Special Teams: B+
Never mind Stephen Gostkowski’s mediocre day. Both of his missed field goals were bombs, one of them a 56-yarder. he looked mostly good on kickoffs and will most likely be just fine as the season moves along. Let’s talk about Brandon Tate, the second-year receiver who ran back the second half opening kickoff 97 yards for a TD. It was a short kick by Bengals kicker Mike Nugent and it bounced on or about the 10 and rolled down to the 3 before Tate picked it up. The Bengals kick coverage was a bit fractured thanks to the short kick and bounce leaving Tate a lot of real estate if he could make just one move. He made it. Tate, who also caught four passes for 36 yards, has electrifying speed and, based not just on Sunday’s return but also the 99-yarder he had in a preseason game, excellent instincts. It will be interesting to see what kind of effect Tate has on games as the season goes on if he can stay healthy after missing nearly all of last season with a knee injury.

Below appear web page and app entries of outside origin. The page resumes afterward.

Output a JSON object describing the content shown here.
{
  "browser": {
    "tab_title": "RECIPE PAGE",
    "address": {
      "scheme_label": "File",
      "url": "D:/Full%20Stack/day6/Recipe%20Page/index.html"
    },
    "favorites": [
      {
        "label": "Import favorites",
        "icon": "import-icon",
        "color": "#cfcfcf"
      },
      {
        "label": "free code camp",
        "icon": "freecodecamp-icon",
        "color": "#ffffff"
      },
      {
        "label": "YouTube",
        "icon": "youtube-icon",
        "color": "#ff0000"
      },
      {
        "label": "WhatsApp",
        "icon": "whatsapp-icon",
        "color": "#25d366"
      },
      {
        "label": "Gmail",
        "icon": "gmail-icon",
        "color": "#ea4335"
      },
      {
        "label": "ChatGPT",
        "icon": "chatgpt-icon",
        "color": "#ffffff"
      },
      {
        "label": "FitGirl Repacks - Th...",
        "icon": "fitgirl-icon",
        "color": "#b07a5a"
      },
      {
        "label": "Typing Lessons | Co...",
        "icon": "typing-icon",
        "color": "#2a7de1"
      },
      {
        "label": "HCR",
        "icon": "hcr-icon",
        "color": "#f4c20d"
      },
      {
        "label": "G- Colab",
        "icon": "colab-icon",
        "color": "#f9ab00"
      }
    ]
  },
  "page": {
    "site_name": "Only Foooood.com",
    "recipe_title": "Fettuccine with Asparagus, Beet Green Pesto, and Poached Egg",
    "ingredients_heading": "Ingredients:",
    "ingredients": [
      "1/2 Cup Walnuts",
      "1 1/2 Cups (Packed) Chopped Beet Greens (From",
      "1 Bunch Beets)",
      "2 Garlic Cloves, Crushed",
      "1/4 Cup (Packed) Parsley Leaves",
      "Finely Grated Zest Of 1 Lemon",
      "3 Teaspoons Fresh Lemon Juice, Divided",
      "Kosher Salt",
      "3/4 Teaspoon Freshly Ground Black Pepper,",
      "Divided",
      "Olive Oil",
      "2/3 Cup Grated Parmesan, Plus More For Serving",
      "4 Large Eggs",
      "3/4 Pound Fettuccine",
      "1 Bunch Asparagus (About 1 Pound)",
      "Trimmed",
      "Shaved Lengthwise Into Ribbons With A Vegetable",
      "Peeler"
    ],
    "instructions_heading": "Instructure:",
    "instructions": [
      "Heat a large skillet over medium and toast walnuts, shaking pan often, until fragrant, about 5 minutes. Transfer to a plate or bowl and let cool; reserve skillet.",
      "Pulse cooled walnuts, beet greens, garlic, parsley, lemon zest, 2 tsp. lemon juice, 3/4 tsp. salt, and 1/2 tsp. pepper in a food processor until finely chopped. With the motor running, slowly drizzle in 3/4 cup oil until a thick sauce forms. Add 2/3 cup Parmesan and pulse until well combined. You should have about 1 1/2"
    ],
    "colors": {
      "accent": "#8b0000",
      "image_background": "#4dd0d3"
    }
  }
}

A fair amount was made over the course of the off-season regarding Belichick’s eschewing of traditional coordinator roles/titles in the wake of Dean Pees, the D-coordinator the past four seasons, leaving as well as no official replacement having yet been made following Josh McDaniels’ departure for Denver following the ‘08 campaign (QB coach Bill O’Brien has been the de facto guy since McDaniels left, kind of the way McDaniels was in ‘05 after Charlie Weis left to run Notre Dame into the ground). Anyway, those who hate have jumped all over Belichick for this, citing his advanced age (did you know coach’s aged 58 or older have never, ever, ever won anything in the NFL???) along with the usual buzzwords like “arrogance “and “ego” as reasons being his own O and D-coordinator will lead the team down the road to ruin (even though he’s not really acting as his own O and D-coordinator, he just hasn’t given anyone else on his staff either of those titles). Well, whatever he’s doing, whatever anyone’s title is, whatever anything, he and his staff ran circles around the Bengals’ Marvin Lewis and company on Sunday. Cincinnati’s offense was completely flummoxed in the first half to the tune of three points to go with three punts and two turnovers before having some success against a prevent-like look when the game was a blowout. And the Bengals defense was steamrolled for 238 total yards and 24 points in the first two quarters. The schemes, the game plan, the personnel packages, the adjustments – they all worked to perfection. Not too shabby for a head coach whose also his own offensive and defensive coordinator, eh?